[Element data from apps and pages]
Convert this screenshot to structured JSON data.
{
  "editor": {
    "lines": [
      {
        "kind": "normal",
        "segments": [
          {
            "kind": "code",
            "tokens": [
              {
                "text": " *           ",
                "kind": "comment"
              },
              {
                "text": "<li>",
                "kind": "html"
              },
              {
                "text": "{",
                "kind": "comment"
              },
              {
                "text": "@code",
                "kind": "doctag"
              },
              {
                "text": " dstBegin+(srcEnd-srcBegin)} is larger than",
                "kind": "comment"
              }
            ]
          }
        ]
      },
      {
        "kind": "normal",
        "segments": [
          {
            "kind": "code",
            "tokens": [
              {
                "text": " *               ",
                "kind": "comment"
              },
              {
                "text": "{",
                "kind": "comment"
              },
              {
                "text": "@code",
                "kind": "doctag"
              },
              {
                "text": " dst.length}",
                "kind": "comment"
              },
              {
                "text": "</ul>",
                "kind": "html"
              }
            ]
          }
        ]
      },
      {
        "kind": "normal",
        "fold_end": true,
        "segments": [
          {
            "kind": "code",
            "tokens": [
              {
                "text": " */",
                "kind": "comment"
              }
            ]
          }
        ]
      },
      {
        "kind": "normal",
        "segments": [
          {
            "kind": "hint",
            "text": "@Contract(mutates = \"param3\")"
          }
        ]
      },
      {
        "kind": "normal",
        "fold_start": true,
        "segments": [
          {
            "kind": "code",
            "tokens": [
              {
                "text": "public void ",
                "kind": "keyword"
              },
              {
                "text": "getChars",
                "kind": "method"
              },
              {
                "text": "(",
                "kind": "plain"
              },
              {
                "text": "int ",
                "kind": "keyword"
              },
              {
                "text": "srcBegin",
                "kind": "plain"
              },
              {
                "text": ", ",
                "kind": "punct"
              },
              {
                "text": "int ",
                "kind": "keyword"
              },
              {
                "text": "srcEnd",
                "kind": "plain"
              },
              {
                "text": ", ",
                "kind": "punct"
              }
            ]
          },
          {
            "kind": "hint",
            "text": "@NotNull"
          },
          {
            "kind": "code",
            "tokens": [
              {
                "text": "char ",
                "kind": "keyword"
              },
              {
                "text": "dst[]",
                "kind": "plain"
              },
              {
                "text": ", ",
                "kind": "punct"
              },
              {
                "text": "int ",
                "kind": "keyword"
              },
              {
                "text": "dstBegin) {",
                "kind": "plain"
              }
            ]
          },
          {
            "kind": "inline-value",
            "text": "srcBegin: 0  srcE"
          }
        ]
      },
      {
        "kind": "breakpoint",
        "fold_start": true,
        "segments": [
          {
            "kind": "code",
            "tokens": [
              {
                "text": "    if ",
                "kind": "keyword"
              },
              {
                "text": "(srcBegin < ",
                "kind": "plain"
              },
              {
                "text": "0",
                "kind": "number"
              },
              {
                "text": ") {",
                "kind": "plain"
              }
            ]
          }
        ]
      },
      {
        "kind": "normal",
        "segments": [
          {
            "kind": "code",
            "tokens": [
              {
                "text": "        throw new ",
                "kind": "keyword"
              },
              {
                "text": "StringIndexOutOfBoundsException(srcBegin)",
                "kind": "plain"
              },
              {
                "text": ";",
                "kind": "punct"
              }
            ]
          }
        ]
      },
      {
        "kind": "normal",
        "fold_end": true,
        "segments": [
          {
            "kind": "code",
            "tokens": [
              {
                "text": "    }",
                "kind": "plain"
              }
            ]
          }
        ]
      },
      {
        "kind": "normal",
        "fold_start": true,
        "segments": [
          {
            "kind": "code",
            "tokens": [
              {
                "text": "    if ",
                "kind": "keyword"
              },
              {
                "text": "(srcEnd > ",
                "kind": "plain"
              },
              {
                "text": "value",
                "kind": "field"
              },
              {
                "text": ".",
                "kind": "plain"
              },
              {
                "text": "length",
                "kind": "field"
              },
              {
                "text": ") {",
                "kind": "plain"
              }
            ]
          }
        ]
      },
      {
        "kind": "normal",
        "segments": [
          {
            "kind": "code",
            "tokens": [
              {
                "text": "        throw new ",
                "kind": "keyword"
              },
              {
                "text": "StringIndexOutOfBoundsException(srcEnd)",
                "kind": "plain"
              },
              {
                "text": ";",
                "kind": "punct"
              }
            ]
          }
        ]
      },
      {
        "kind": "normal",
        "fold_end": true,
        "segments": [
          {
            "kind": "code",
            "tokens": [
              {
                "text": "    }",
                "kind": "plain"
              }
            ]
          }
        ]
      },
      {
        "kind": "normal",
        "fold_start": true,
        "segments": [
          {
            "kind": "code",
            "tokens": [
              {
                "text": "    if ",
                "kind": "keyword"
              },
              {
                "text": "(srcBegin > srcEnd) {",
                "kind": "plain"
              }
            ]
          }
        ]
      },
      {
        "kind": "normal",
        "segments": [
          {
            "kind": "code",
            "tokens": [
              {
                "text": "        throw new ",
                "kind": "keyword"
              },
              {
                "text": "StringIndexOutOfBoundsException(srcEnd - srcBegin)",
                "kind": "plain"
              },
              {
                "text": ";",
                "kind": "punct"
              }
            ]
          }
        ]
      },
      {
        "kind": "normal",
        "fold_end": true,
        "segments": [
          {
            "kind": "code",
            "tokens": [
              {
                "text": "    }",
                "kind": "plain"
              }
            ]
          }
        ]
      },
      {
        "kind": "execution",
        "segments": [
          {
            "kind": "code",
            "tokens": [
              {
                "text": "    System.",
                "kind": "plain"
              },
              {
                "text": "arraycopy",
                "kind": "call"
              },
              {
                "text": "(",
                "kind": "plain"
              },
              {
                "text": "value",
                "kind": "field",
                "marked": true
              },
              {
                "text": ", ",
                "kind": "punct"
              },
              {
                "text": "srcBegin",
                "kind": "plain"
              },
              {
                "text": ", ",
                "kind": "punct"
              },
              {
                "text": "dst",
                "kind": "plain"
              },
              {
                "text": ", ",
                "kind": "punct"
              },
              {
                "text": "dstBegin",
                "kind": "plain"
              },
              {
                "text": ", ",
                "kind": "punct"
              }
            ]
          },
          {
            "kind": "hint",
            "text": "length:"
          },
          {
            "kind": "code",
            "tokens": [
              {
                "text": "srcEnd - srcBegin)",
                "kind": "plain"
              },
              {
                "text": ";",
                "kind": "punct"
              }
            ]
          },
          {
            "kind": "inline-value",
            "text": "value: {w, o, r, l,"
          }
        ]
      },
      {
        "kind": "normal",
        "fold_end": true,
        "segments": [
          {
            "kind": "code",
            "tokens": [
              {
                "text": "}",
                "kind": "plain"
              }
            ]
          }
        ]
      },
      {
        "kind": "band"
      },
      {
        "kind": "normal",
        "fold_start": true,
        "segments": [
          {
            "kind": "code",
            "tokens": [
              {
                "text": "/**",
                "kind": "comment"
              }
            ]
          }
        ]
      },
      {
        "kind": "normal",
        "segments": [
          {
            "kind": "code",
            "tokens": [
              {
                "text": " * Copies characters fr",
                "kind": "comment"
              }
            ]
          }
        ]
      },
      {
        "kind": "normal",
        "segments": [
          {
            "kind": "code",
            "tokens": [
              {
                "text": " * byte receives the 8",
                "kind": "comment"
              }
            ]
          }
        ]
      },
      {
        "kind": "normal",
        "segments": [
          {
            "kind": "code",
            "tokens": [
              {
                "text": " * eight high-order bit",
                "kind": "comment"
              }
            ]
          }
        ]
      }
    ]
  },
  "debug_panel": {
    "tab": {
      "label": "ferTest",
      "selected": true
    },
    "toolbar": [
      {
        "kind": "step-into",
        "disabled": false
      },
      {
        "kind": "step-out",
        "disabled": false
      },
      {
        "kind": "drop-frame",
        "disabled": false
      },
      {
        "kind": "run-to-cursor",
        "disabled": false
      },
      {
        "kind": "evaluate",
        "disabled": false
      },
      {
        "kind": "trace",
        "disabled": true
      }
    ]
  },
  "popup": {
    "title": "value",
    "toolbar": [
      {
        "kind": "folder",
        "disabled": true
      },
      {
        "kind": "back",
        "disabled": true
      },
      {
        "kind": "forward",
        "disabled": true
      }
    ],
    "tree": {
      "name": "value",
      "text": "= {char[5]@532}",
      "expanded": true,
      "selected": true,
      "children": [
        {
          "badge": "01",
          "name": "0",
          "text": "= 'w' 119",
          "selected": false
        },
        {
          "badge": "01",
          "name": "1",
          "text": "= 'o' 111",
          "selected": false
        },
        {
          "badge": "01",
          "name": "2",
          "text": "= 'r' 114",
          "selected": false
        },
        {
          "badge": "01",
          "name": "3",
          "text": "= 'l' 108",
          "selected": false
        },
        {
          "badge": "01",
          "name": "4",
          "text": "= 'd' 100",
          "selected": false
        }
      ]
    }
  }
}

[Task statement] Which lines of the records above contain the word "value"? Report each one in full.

[Answer space]
            "kind": "inline-value",
                "text": "value",
                "text": "value",
            "kind": "inline-value",
            "text": "value: {w, o, r, l,"
    "title": "value",
      "name": "value",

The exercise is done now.